If you are staying at El Portal or other accommodation near the park, you can easily walk for a few minutes to Semuc Champey to go for a swim. Entrance fee is Q50.
Caving by Candlelight (Kamba Caves)
One of the reasons we did the tour was to do the Kamba Caves with a group. It’s one of the adventurous things to do near Semuc Champey but it’s not exactly the safest considering the gushing water inside the cave. I was actually glad the guide insisted I wore a life vest since I was too small (water is deep in parts of the cave) and I was not the best swimmer (I can’t tread water).
With only candles for light, he headed into the dark cave in a line. It was exciting and at the same time terrifying not knowing what lay ahead. We saw some rock formations, got soaked in cold water, climbed up a dodgy ladder and jumped off a ledge into a pool of water. It was a lot of fun.
I learned later on how dangerous this caving experience was; people have actually died doing it. So it’s really at your own risk. Safety is pretty lax in Guatemala.
The Kamba Caves are located on the other side of the bridge across the river. Entrance fee is Q60 and combined with river tubing it costs Q70. A minimum number people is required for the cave since you have to go with a guide.
Tubing along the Cahabón River
I had never tried tubing before so it was a great first time for me. The river moved steadily and the scenery was really relaxing. Each with a beer on hand, we went our way down the river.
“Maybe later?” The kids in Semuc Champey are adorable. At the start start of our tour, a few kids said hello and introduced themselves to us. They also mentioned they sold local chocolates and eagerly mentioned we can buy and even pay them later after the tour (the chocolates weren’t great, we tried them). During the tubing, another set of kids joined us into the river with their small coolers full of beer cans. They just tell you their name and you can pay them for the beer when you go back to the hostel. It’s not a bad system. I don’t agree with kids selling stuff at such a young age but they seem to like hanging around with tourists.

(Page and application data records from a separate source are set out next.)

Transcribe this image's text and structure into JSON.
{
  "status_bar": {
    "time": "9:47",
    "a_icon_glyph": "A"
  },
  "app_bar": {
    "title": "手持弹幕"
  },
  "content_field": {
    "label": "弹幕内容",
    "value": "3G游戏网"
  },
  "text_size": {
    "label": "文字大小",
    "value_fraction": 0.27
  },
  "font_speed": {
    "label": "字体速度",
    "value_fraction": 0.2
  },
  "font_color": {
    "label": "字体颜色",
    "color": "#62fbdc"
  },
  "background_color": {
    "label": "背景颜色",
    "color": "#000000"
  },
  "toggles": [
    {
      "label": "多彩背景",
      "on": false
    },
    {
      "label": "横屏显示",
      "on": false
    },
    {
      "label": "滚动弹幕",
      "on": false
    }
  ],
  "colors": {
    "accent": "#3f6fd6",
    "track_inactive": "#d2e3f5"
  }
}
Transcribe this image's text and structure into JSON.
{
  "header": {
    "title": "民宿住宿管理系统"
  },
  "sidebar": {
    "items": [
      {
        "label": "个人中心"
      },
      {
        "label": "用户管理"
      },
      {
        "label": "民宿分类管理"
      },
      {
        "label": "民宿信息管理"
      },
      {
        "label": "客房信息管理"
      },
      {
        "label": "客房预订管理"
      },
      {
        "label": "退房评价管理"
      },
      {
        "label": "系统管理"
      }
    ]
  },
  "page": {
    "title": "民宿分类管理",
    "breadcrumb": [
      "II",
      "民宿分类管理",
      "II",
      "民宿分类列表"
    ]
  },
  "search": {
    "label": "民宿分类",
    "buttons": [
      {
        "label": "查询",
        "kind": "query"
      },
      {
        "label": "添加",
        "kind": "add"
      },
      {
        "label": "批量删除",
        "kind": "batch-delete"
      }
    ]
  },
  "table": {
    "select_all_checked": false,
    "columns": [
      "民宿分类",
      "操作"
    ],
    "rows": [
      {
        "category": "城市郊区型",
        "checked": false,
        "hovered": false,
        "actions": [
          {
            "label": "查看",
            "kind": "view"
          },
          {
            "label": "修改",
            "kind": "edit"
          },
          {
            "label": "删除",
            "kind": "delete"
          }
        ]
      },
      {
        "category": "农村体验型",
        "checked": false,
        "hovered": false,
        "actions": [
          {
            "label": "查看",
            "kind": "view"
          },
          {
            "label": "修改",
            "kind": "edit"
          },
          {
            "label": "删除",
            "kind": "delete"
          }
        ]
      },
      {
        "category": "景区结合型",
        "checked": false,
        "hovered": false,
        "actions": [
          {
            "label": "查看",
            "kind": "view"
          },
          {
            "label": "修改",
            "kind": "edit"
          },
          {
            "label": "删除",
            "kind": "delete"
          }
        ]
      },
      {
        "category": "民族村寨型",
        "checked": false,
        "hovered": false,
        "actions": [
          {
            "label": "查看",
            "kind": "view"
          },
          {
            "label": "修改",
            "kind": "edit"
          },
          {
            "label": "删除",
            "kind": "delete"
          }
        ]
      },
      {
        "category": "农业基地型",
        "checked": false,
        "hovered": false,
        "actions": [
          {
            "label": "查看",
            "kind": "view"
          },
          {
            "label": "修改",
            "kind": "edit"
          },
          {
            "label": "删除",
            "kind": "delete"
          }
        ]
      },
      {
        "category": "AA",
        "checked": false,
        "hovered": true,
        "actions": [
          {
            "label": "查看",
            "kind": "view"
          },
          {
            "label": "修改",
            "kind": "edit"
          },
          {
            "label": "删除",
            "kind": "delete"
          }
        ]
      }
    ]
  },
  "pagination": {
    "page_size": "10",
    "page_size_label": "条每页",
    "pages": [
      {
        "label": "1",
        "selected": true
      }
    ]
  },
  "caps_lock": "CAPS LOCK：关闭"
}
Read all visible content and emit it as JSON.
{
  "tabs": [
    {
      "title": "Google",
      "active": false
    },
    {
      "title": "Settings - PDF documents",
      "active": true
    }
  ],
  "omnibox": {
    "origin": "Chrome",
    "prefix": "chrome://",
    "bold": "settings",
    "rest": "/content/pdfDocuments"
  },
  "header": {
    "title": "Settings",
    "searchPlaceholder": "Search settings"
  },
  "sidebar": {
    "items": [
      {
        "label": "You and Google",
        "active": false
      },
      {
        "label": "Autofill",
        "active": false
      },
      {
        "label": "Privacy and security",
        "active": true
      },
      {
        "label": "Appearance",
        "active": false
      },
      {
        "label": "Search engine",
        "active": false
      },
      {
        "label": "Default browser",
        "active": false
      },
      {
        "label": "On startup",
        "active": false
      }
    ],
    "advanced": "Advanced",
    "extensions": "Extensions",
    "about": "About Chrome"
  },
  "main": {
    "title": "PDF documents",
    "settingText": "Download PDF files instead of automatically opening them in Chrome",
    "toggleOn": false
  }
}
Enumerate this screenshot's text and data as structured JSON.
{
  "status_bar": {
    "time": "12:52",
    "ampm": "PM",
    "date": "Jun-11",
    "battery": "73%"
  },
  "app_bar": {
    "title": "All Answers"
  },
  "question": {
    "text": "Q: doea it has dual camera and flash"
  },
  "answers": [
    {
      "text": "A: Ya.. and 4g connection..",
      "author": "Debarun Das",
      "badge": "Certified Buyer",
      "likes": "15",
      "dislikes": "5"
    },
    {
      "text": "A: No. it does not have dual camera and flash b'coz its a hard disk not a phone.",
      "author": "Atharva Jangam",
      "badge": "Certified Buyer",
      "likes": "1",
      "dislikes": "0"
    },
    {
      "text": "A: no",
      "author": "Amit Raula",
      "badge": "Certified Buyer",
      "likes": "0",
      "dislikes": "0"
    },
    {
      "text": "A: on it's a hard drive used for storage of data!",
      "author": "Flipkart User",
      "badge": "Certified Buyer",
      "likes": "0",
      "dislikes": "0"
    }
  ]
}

The end of the tour was an optional bridge jump to the river. Our guide demonstrated first then a few in our group did it as well. The jump seemed pretty high and with the uncertainty of hitting a rock or landing on my face, this wasn’t an activity for me. We just watched the people who were up for the extra adrenaline boost.
How to Visit Semuc Champey
Tourist transport in Guatemala is quite easy so you can book a minibus from anywhere like Flores, Antigua or Lake Atitlan and take nearly a full day (10 hours from Flores). The closest town to Semuc Champey is Lanquin but it is still about half an hour away on a rough road to get to the pools so accommodation near the park will be more convenient. We stayed in a double room with shared bathroom at El Portal for Q100 per night. There are not many food options around but the hostel has a restaurant that serves decent meals. We previously planned to spend a few nights in Semuc Champey but considering the lack of internet reception (we needed to update our blog) and the lack of a fan in our room, we decided to push on to our next destination, Antigua after a couple of nights.
The tour costs around Q150 and includes Semuc Champey, Kamba Caves and the tubing. We booked it with El Portal. It would cost Q120 to do these activities separately.
Have you been to Semuc Champey or similar natural pools? How was it? Let us know.